When Susan and I first talked about my writing an entry for her blog, I had trouble figuring out what I wanted to write about, since I was currently juggling different specialties in the graphics industry. Then it dawned on me. THAT’S what I should write about- the necessary ability to reinvent yourself as an artist when need be, as well as juggling those different skills to continue to get work and stay relevant in today’s market.
I majored in illustration when I was in college and planned on being an illustrator in the workforce. After school, I looked to an industry that had provided me so much entertainment in my youth- comic books. So I focused mostly on comic book illustration and was making a reputation for myself when that industry suddenly had a major downturn in the ‘90s. It was a shock to me that after all my hard work (preparing samples for editors, meeting with them for feedback and advice, finally receiving work from some of them), I’d find myself in an industry that could barely keep the veterans employed, much less an up-and-comer like myself. I was naive then, what can I tell you? It took a while to figure out that I needed to go in another direction with my graphics career. Eventually, I settled into web design because it seemed like there was tons of work in that field. I bet you know where this is going, don’t you…
So, I switched gears and was hired by an internet company as part of their graphics department. It was a good company, with management that actually cared about their employees and rewarded them whenever they could. So what could possibly go wrong, you ask? Remember the timing- this was the year 2000. Remember what happened to all those internet companies back then? A ton of them went out of business during the dot com crash. I actually came back from a vacation, only to find my company gone. I mean, actually ‘gone’. No lights on, no people…
As you can guess, I had difficulty finding work in web design after that gig dried up, due to the circumstances. So, I was forced to reinvent myself yet again, this time being introduced to the world of 3D modeling and rendering. An old friend and colleague showed me the software he was working in and I fell in love with it. I would never have thought I’d take to something where I’d be creating art entirely on the computer, since virtually all my education in school took place before computers took over. Yeah, I’m old- want to make something of it? I loved it so much, it wasn’t long before I was able to start using it professionally, even given the extensive learning curve involved in that type of software. I started bringing in freelance work from companies who needed photorealistic renderings of products that either didn’t yet exist or were too expensive to photograph. After several years of working in that industry, the economy tanked in 2008 (I’m sure you all heard something about that!) and most of my 3D clients dried up. So I turned to storyboarding, logo design and private commissions to bring in work.
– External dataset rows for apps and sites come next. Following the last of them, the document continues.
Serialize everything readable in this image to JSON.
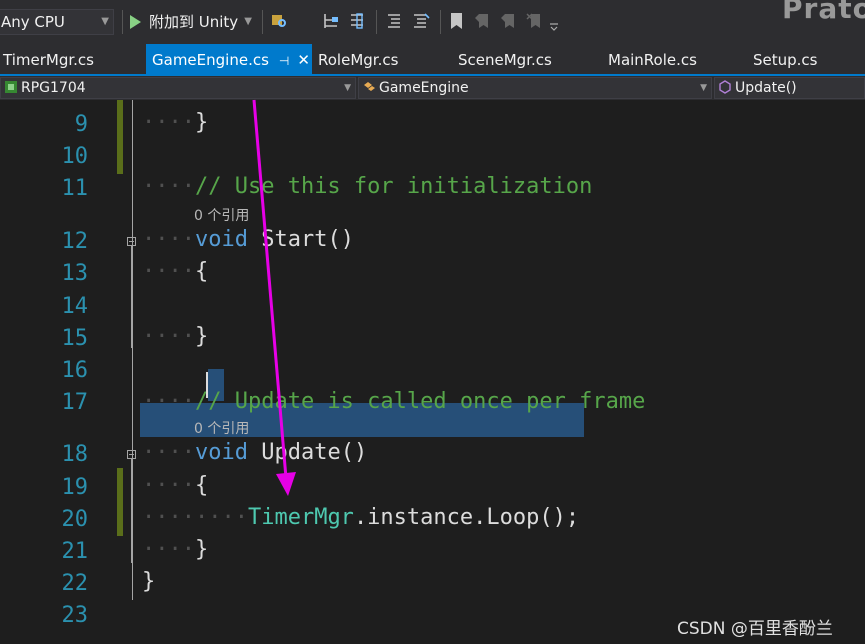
{
  "toolbar": {
    "cpu": "Any CPU",
    "attach": "附加到 Unity",
    "brand": "Prato"
  },
  "tabs": [
    {
      "label": "TimerMgr.cs"
    },
    {
      "label": "GameEngine.cs",
      "active": true
    },
    {
      "label": "RoleMgr.cs"
    },
    {
      "label": "SceneMgr.cs"
    },
    {
      "label": "MainRole.cs"
    },
    {
      "label": "Setup.cs"
    }
  ],
  "navbar": {
    "project": "RPG1704",
    "class": "GameEngine",
    "member": "Update()"
  },
  "editor": {
    "lines": [
      {
        "num": "9",
        "code": "}"
      },
      {
        "num": "10",
        "code": ""
      },
      {
        "num": "11",
        "comment": "// Use this for initialization"
      },
      {
        "num": "12",
        "keyword": "void",
        "name": "Start",
        "paren": "()"
      },
      {
        "num": "13",
        "code": "{"
      },
      {
        "num": "14",
        "code": ""
      },
      {
        "num": "15",
        "code": "}"
      },
      {
        "num": "16",
        "code": ""
      },
      {
        "num": "17",
        "comment": "// Update is called once per frame"
      },
      {
        "num": "18",
        "keyword": "void",
        "name": "Update",
        "paren": "()"
      },
      {
        "num": "19",
        "code": "{"
      },
      {
        "num": "20",
        "type": "TimerMgr",
        "rest": ".instance.Loop();"
      },
      {
        "num": "21",
        "code": "}"
      },
      {
        "num": "22",
        "code": "}"
      },
      {
        "num": "23",
        "code": ""
      }
    ],
    "codelens_start": "0 个引用",
    "codelens_update": "0 个引用",
    "dots4": "····",
    "dots8": "········"
  },
  "watermark": "CSDN @百里香酚兰",
  "colors": {
    "background": "#1e1e1e",
    "accent": "#007acc",
    "keyword": "#569cd6",
    "comment": "#57a64a",
    "type": "#4ec9b0",
    "line_number": "#2b91af",
    "selection": "#264f78",
    "arrow": "#e600e6"
  }
}
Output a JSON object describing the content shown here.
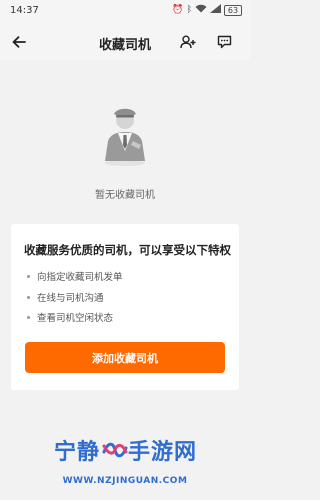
{
  "status_bar": {
    "time": "14:37",
    "battery": "63"
  },
  "header": {
    "title": "收藏司机"
  },
  "empty_state": {
    "message": "暂无收藏司机"
  },
  "benefits_card": {
    "title": "收藏服务优质的司机，可以享受以下特权",
    "items": [
      "向指定收藏司机发单",
      "在线与司机沟通",
      "查看司机空闲状态"
    ],
    "button_label": "添加收藏司机"
  },
  "watermark": {
    "left_text": "宁静",
    "right_text": "手游网",
    "url": "WWW.NZJINGUAN.COM"
  },
  "colors": {
    "accent": "#ff6a00",
    "watermark": "#2f6dd0",
    "background": "#f2f2f2"
  }
}
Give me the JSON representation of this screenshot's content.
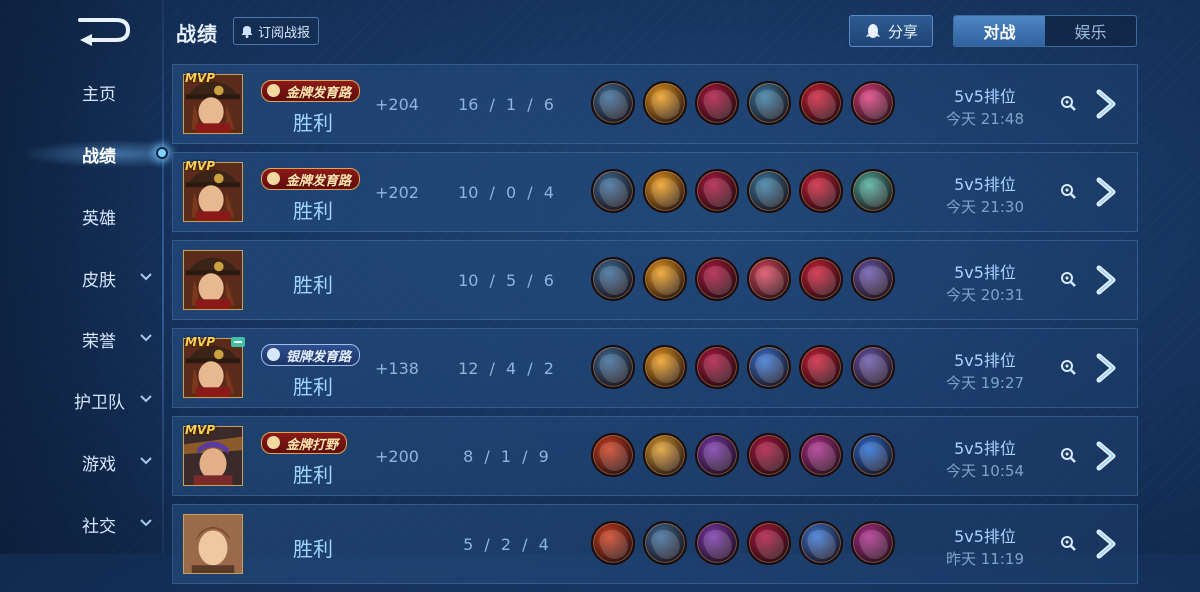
{
  "header": {
    "title": "战绩",
    "subscribe_label": "订阅战报",
    "share_label": "分享",
    "tabs": [
      {
        "label": "对战",
        "active": true
      },
      {
        "label": "娱乐",
        "active": false
      }
    ]
  },
  "sidebar": {
    "items": [
      {
        "label": "主页",
        "chevron": false,
        "active": false
      },
      {
        "label": "战绩",
        "chevron": false,
        "active": true
      },
      {
        "label": "英雄",
        "chevron": false,
        "active": false
      },
      {
        "label": "皮肤",
        "chevron": true,
        "active": false
      },
      {
        "label": "荣誉",
        "chevron": true,
        "active": false
      },
      {
        "label": "护卫队",
        "chevron": true,
        "active": false
      },
      {
        "label": "游戏",
        "chevron": true,
        "active": false
      },
      {
        "label": "社交",
        "chevron": true,
        "active": false
      }
    ]
  },
  "matches": [
    {
      "mvp": "MVP",
      "tag": "金牌发育路",
      "tag_type": "gold",
      "result": "胜利",
      "score": "+204",
      "kda": "16 / 1 / 6",
      "mode": "5v5排位",
      "time": "今天 21:48",
      "hero": "hero-a",
      "items": [
        "#3d6f9c",
        "#f0a020",
        "#b01840",
        "#3a7fa8",
        "#d0203a",
        "#e04080"
      ]
    },
    {
      "mvp": "MVP",
      "tag": "金牌发育路",
      "tag_type": "gold",
      "result": "胜利",
      "score": "+202",
      "kda": "10 / 0 / 4",
      "mode": "5v5排位",
      "time": "今天 21:30",
      "hero": "hero-a",
      "items": [
        "#3d6f9c",
        "#f0a020",
        "#b01840",
        "#3a7fa8",
        "#d0203a",
        "#4fb0a0"
      ]
    },
    {
      "mvp": "",
      "tag": "",
      "tag_type": "",
      "result": "胜利",
      "score": "",
      "kda": "10 / 5 / 6",
      "mode": "5v5排位",
      "time": "今天 20:31",
      "hero": "hero-a",
      "items": [
        "#3d6f9c",
        "#f0a020",
        "#b01840",
        "#e04a60",
        "#d0203a",
        "#6a5ab0"
      ]
    },
    {
      "mvp": "MVP",
      "tag": "银牌发育路",
      "tag_type": "silver",
      "result": "胜利",
      "score": "+138",
      "kda": "12 / 4 / 2",
      "mode": "5v5排位",
      "time": "今天 19:27",
      "hero": "hero-a",
      "badge": true,
      "items": [
        "#3d6f9c",
        "#f0a020",
        "#b01840",
        "#3a78d8",
        "#d0203a",
        "#6a5ab0"
      ]
    },
    {
      "mvp": "MVP",
      "tag": "金牌打野",
      "tag_type": "gold",
      "result": "胜利",
      "score": "+200",
      "kda": "8 / 1 / 9",
      "mode": "5v5排位",
      "time": "今天 10:54",
      "hero": "hero-b",
      "items": [
        "#d04020",
        "#e0a030",
        "#7a3ab0",
        "#b01840",
        "#b03090",
        "#2a70d8"
      ]
    },
    {
      "mvp": "",
      "tag": "",
      "tag_type": "",
      "result": "胜利",
      "score": "",
      "kda": "5 / 2 / 4",
      "mode": "5v5排位",
      "time": "昨天 11:19",
      "hero": "hero-c",
      "items": [
        "#d04020",
        "#3d6f9c",
        "#7a3ab0",
        "#b01840",
        "#3a78d8",
        "#b03090"
      ]
    }
  ]
}
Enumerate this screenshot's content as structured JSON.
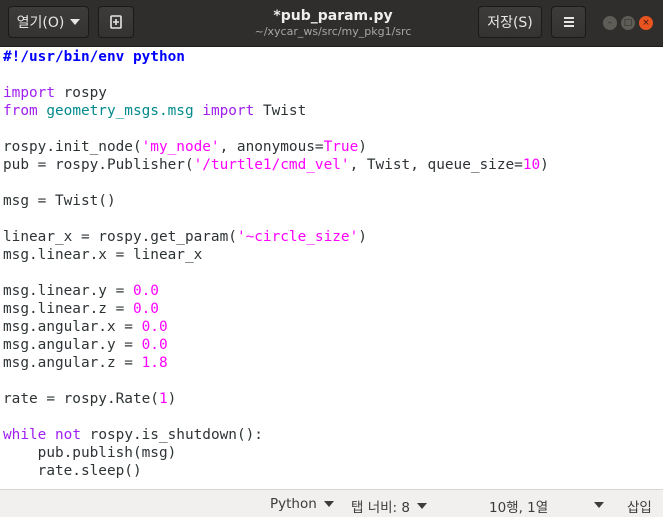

Essentially, nothing was off-limits, as long as it was related to the graphic arts and I could deliver to the client.
Point is, I’ve had to wear a lot of different hats to stay in the graphics industry, and in doing so, I’ve greatly diversified my skill set. These days, most of my work comes from 3D graphics and illustration (mostly comic book work), so I’ve come full circle, I suppose. Of all the disciplines I worked in, those two are my favorites, so I’m a pretty happy duck right now. I’m still always learning new skills and tricks, even after more than 20 years in the field. In fact, I’ve recently taken the leap into self-publishing; I teamed up with an old friend to create a crime fiction comic mini-series called Dead Man’s Party. Here’s how we describe it:
It’s called a Dead Man’s Party: an assassin puts a contract out on his own head and a select group of peers have thirty days to fulfill it. For the world-renowned hitman known only as ‘Ghost,’ ordering a Party is a last resort, a way to go out on his terms, at the top of his game. The invitations are sent, the killers are coming… And that’s when things go horribly wrong.
Publishing my own book and getting to illustrate my own creative property has long been a dream of mine, and I’m very excited about the press we’ve been getting about it. Don’t believe me? Check it out at www.DeadMansParty.org, where we post previews of the books, as well as reviews from critics. So if you’re looking for any type of advice regarding a career in graphics, I’d say this: It’s extremely rewarding being able to utilize your creativity (whether that’s in drawing, painting, web design, basket weaving, etc.), but it’s a career you REALLY have to want, because it can sometimes be a rough road, I’m not going to lie. But I’ll also say this- there is nothing else I’d rather do in this world than create. I’m happiest when I’m drawing, painting or modeling something in 3D. As for artistic techniques I use in, say, creating my comic book work, I’m not afraid to do a ton of research and find reference material to work from, and I’ve developed my painting style from a classic graphic arts education. What I mean by that is, if you want to draw comic books, learn to draw the real world first. Don’t just look at comic books to learn how to draw them.
In his professional career, Scott Barnett has been an illustrator, designer, storyboard artist and 3D modeler/animator. He and his wife live in New Jersey. His work can be viewed at the above mentioned www.DeadMansParty.org and www.ScottBarnettGraphics.com, as well as on Facebook and deviantArt.